Keep the pictures out of the copy and print all the entries below exactly.

→ **Available data**:
_ _ _

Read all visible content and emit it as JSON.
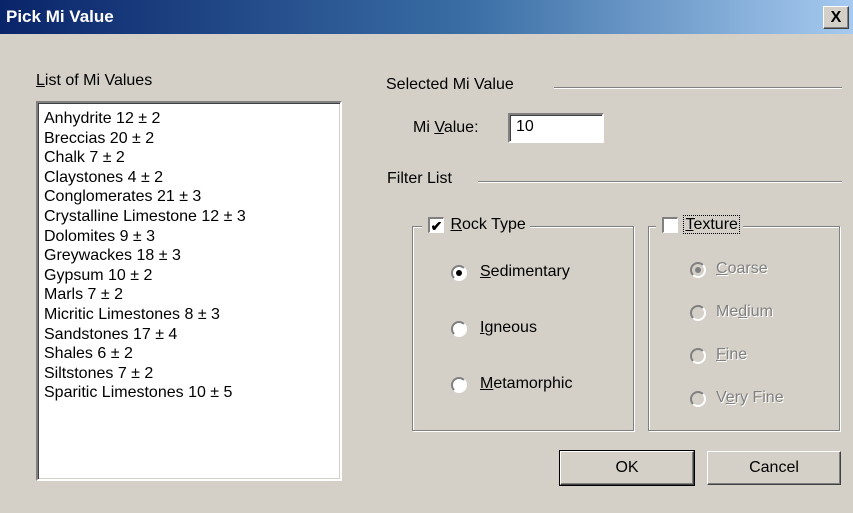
{
  "window": {
    "title": "Pick Mi Value",
    "close_glyph": "X"
  },
  "list": {
    "label_prefix": "",
    "label_mnemonic": "L",
    "label_rest": "ist of Mi Values",
    "items": [
      "Anhydrite   12 ± 2",
      "Breccias   20 ± 2",
      "Chalk   7 ± 2",
      "Claystones   4 ± 2",
      "Conglomerates   21 ± 3",
      "Crystalline Limestone   12 ± 3",
      "Dolomites   9 ± 3",
      "Greywackes   18 ± 3",
      "Gypsum   10 ± 2",
      "Marls   7 ± 2",
      "Micritic Limestones   8 ± 3",
      "Sandstones   17 ± 4",
      "Shales   6 ± 2",
      "Siltstones   7 ± 2",
      "Sparitic Limestones   10 ± 5"
    ]
  },
  "selected": {
    "group_label": "Selected Mi Value",
    "mi_label_prefix": "Mi ",
    "mi_label_mnemonic": "V",
    "mi_label_rest": "alue:",
    "mi_value": "10"
  },
  "filter": {
    "group_label": "Filter List",
    "rock_type": {
      "checked": true,
      "label_mnemonic": "R",
      "label_rest": "ock Type",
      "options": [
        {
          "mnemonic": "S",
          "rest": "edimentary",
          "selected": true
        },
        {
          "mnemonic": "I",
          "rest": "gneous",
          "selected": false
        },
        {
          "mnemonic": "M",
          "rest": "etamorphic",
          "selected": false
        }
      ]
    },
    "texture": {
      "checked": false,
      "label_mnemonic": "T",
      "label_rest": "exture",
      "options": [
        {
          "prefix": "",
          "mnemonic": "C",
          "rest": "oarse",
          "selected": true
        },
        {
          "prefix": "Me",
          "mnemonic": "d",
          "rest": "ium",
          "selected": false
        },
        {
          "prefix": "",
          "mnemonic": "F",
          "rest": "ine",
          "selected": false
        },
        {
          "prefix": "V",
          "mnemonic": "e",
          "rest": "ry Fine",
          "selected": false
        }
      ]
    }
  },
  "buttons": {
    "ok": "OK",
    "cancel": "Cancel"
  }
}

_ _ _

→ **Output below**:
Read all visible content and emit it as JSON.
{
  "window": {
    "title": "Pick Mi Value",
    "close_glyph": "X"
  },
  "list": {
    "label_prefix": "",
    "label_mnemonic": "L",
    "label_rest": "ist of Mi Values",
    "items": [
      "Anhydrite   12 ± 2",
      "Breccias   20 ± 2",
      "Chalk   7 ± 2",
      "Claystones   4 ± 2",
      "Conglomerates   21 ± 3",
      "Crystalline Limestone   12 ± 3",
      "Dolomites   9 ± 3",
      "Greywackes   18 ± 3",
      "Gypsum   10 ± 2",
      "Marls   7 ± 2",
      "Micritic Limestones   8 ± 3",
      "Sandstones   17 ± 4",
      "Shales   6 ± 2",
      "Siltstones   7 ± 2",
      "Sparitic Limestones   10 ± 5"
    ]
  },
  "selected": {
    "group_label": "Selected Mi Value",
    "mi_label_prefix": "Mi ",
    "mi_label_mnemonic": "V",
    "mi_label_rest": "alue:",
    "mi_value": "10"
  },
  "filter": {
    "group_label": "Filter List",
    "rock_type": {
      "checked": true,
      "label_mnemonic": "R",
      "label_rest": "ock Type",
      "options": [
        {
          "mnemonic": "S",
          "rest": "edimentary",
          "selected": true
        },
        {
          "mnemonic": "I",
          "rest": "gneous",
          "selected": false
        },
        {
          "mnemonic": "M",
          "rest": "etamorphic",
          "selected": false
        }
      ]
    },
    "texture": {
      "checked": false,
      "label_mnemonic": "T",
      "label_rest": "exture",
      "options": [
        {
          "prefix": "",
          "mnemonic": "C",
          "rest": "oarse",
          "selected": true
        },
        {
          "prefix": "Me",
          "mnemonic": "d",
          "rest": "ium",
          "selected": false
        },
        {
          "prefix": "",
          "mnemonic": "F",
          "rest": "ine",
          "selected": false
        },
        {
          "prefix": "V",
          "mnemonic": "e",
          "rest": "ry Fine",
          "selected": false
        }
      ]
    }
  },
  "buttons": {
    "ok": "OK",
    "cancel": "Cancel"
  }
}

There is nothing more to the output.